▶ **WORK TO COMPLETE**
Among the records that follow, find each line holding the word "icon" and copy it.

Records from a dataset
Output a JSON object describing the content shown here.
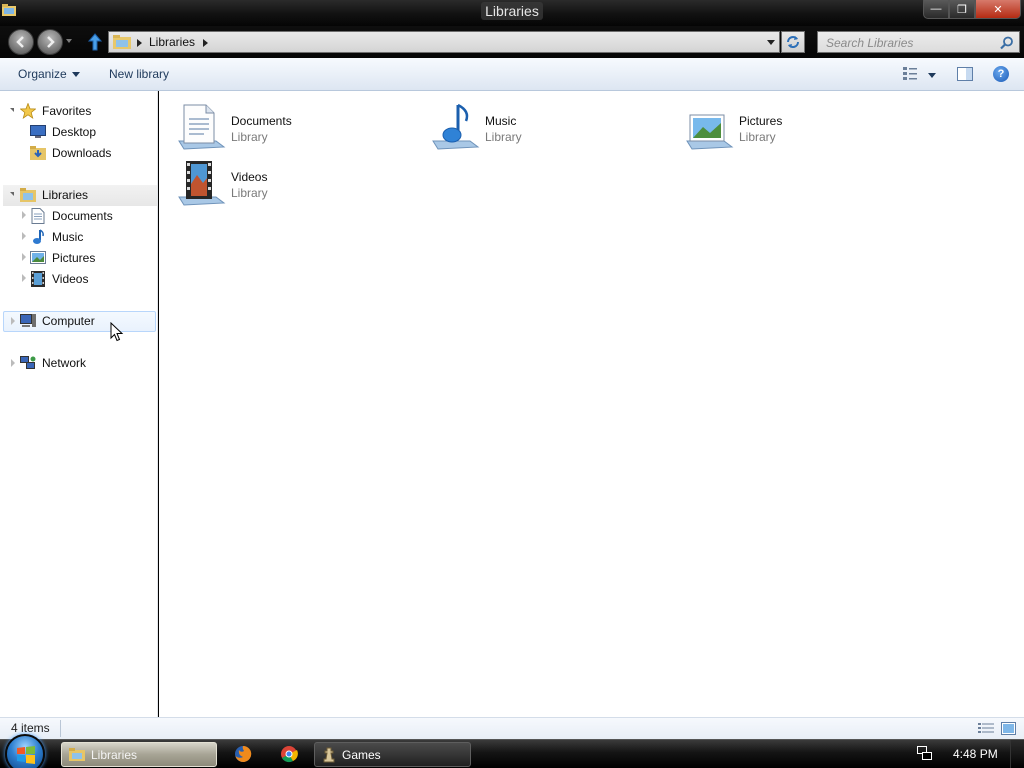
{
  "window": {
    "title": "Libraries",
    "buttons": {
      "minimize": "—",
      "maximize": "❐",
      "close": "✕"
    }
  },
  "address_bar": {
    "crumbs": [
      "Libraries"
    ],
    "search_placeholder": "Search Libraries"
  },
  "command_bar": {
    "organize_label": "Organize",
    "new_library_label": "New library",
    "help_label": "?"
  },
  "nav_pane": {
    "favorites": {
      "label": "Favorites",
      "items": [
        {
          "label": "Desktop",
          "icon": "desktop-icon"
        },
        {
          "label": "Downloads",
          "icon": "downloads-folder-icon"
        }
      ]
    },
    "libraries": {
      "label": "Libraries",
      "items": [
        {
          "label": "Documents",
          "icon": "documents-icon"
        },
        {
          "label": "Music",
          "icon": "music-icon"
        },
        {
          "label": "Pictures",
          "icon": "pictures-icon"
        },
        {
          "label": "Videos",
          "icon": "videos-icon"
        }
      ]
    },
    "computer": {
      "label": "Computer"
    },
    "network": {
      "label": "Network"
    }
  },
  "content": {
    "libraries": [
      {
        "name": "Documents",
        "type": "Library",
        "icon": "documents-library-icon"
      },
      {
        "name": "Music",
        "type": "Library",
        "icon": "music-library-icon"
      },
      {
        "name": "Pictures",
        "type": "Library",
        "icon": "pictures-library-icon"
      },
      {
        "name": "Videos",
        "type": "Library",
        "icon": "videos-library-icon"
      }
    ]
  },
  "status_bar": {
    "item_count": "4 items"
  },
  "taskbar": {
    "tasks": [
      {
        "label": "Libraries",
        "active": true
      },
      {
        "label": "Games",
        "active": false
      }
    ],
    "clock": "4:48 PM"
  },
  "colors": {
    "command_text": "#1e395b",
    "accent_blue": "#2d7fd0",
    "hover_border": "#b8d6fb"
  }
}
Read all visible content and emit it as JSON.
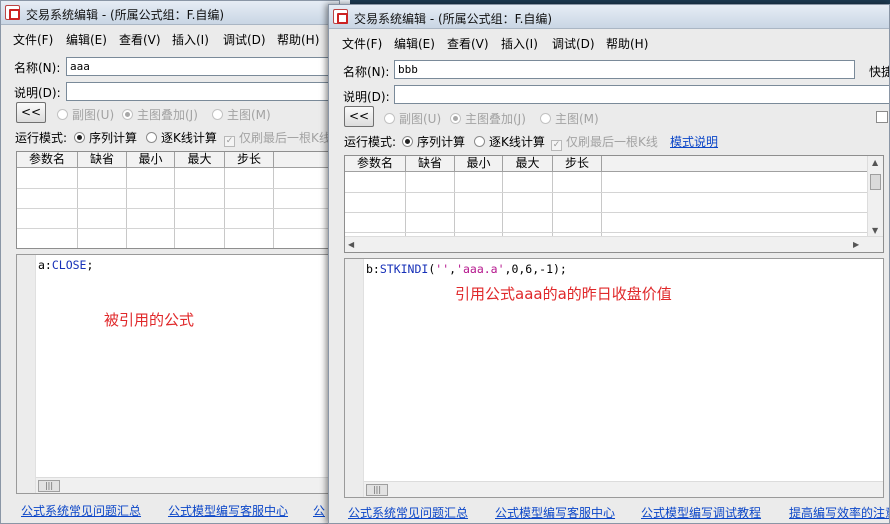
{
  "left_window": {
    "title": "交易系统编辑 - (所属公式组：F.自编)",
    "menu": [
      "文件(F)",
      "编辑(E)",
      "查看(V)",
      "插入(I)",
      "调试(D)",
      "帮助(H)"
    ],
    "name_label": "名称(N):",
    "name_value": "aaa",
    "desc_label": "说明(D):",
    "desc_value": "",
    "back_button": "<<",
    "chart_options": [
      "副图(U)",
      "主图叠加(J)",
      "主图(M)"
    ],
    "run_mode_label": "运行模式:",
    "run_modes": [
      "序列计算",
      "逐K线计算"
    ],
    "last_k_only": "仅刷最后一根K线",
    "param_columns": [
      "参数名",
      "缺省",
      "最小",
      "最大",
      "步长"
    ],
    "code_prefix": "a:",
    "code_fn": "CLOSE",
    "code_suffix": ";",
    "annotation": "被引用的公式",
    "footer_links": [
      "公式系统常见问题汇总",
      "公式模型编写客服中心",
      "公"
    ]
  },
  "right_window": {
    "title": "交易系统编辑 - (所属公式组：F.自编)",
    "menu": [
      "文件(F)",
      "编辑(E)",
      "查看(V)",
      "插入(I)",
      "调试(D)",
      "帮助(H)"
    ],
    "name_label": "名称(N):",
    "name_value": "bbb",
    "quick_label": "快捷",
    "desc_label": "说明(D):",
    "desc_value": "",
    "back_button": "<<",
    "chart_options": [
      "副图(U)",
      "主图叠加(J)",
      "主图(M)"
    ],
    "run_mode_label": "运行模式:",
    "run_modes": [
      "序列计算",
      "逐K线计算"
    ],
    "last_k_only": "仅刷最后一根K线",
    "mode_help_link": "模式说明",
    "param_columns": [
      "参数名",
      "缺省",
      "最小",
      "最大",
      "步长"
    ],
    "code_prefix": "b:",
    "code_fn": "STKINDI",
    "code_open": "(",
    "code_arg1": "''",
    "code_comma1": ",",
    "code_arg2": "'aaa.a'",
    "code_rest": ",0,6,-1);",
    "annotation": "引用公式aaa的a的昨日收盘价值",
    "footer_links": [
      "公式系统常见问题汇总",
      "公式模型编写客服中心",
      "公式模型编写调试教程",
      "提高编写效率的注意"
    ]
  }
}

▶ **TASK RESPONSE**
          "icon": "desktop-icon"
          "icon": "downloads-folder-icon"
          "icon": "documents-icon"
          "icon": "music-icon"
          "icon": "pictures-icon"
          "icon": "videos-icon"
        "icon": "documents-library-icon"
        "icon": "music-library-icon"
        "icon": "pictures-library-icon"
        "icon": "videos-library-icon"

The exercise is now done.